It looks like you're using an Ad Blocker.

Please white-list or disable AboveTopSecret.com in your ad-blocking tool.

Thank you.

 

Some features of ATS will be disabled while you continue to use an ad-blocker.

 

The Escalating Woes at Airbus

page: 4
0
<< 1  2  3   >>

log in

join
share:

posted on May, 1 2006 @ 03:40 AM
link   
The airframe is a big gamble, but Boeing does have good experience with composites. It is the next logical step in airframe construction. Boeing is betting the farm on it. If composites are a failure, Airbus will be in a pretty dominat position with the A350 that




posted on May, 1 2006 @ 04:46 AM
link   

Originally posted by FredT
The airframe is a big gamble, Boeing is betting the farm on it.

but Boeing does have good experience with composites. It is the next logical step in airframe construction.
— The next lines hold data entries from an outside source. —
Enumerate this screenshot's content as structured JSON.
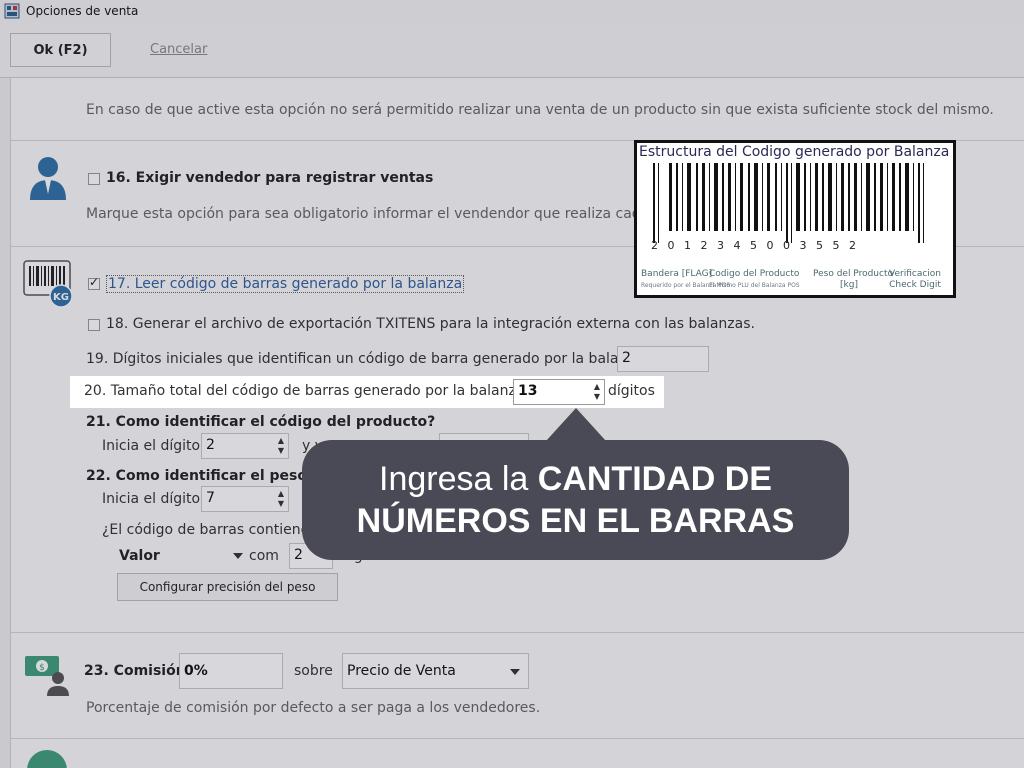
{
  "window": {
    "title": "Opciones de venta"
  },
  "toolbar": {
    "ok_label": "Ok (F2)",
    "cancel_label": "Cancelar"
  },
  "stock": {
    "description": "En caso de que active esta opción no será permitido realizar una venta de un producto sin que exista suficiente stock del mismo."
  },
  "opt16": {
    "title": "16. Exigir vendedor para registrar ventas",
    "checked": false,
    "description": "Marque esta opción para sea obligatorio informar el vendendor que realiza cada ve"
  },
  "opt17": {
    "title": "17. Leer código de barras generado por la balanza",
    "checked": true,
    "icon_badge": "KG"
  },
  "opt18": {
    "label": "18. Generar el archivo de exportación TXITENS para la integración externa con las balanzas.",
    "checked": false
  },
  "opt19": {
    "label": "19. Dígitos iniciales que identifican un código de barra generado por la balanza:",
    "value": "2"
  },
  "opt20": {
    "label": "20. Tamaño total del código de barras generado por la balanza:",
    "value": "13",
    "suffix": "dígitos"
  },
  "opt21": {
    "title": "21. Como identificar el código del producto?",
    "start_label": "Inicia el dígito",
    "start_value": "2",
    "and_label": "y v"
  },
  "opt22": {
    "title": "22. Como identificar el peso o val",
    "start_label": "Inicia el dígito",
    "start_value": "7",
    "decimals_question": "¿El código de barras contiene",
    "type_value": "Valor",
    "with_label": "com",
    "decimals_value": "2",
    "decimals_suffix": "dígitos decimales",
    "config_button": "Configurar precisión del peso"
  },
  "opt23": {
    "title": "23. Comisión",
    "value": "0%",
    "over_label": "sobre",
    "base_value": "Precio de Venta",
    "description": "Porcentaje de comisión por defecto a ser paga a los vendedores."
  },
  "barcode_diagram": {
    "title": "Estructura del Codigo generado por Balanza",
    "digits": "2  0  1  2  3  4  5  0  0  3  5  5  2",
    "labels": {
      "flag": "Bandera [FLAG]",
      "flag_sub": "Requerido por el Balanza POS",
      "product": "Codigo del Producto",
      "product_sub": "El Mismo PLU del Balanza POS",
      "weight": "Peso del Producto",
      "weight_sub": "[kg]",
      "check": "Verificacion",
      "check_sub": "Check Digit"
    }
  },
  "callout": {
    "text_regular": "Ingresa la ",
    "text_bold": "CANTIDAD DE NÚMEROS EN EL BARRAS"
  }
}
If composites are a failure, Airbus will be in a pretty dominat position with the A350 that


it's not the first time they bet the farm. they did it with the 707, with the 747, and 737. a side note is that these planes were built with out any tax breaks or aid from cities or the state but that's a topic for a different thread.

yes they do have quite alot of experience. they did most of the wing/body on the B2.

I don't think composites will be a failure in so much as this is quite a leap from small scale to the large scale of commercial planes, along with the inherit risk of law suits.

if you read lancair's info they have tested their composite plane to 10 psi cabin difference and recommend that builders test it to 6.5psi. but this is quite a bit smaller and only seats 4 not 400.



posted on May, 1 2006 @ 04:50 AM
link   
zibi, I meant that I was wondering if being a long way behind the competition in terms of timescale would kill off the planes chances, historically this put paid to the VC-10 despite passengers actually preferring it, the 707 and DC-8 were just too entrenched for the VC-10 to make any inroads, I wondered if a parallel was on the cards for the A350.

However, as I found out after your prompting, the 767 has sold very well despite the A300 having a ten year lead in the market, as Fred pointed out, it could come down to production slots if the 787 line is sold out for a period where the A350 is available and once the type establishes itself it could then take on the 787 in more or less equal terms, commercially speaking. Of course it all ultimately depends on how close Airbus gets to the operating economics of the 787. If that gap is too large then earlier slots wont matter.



posted on May, 1 2006 @ 05:07 AM
link   
replying to another point, didn't the Learfan have an all-composite pressurised cabin?



new topics

top topics
 
0
<< 1  2  3   >>

log in

join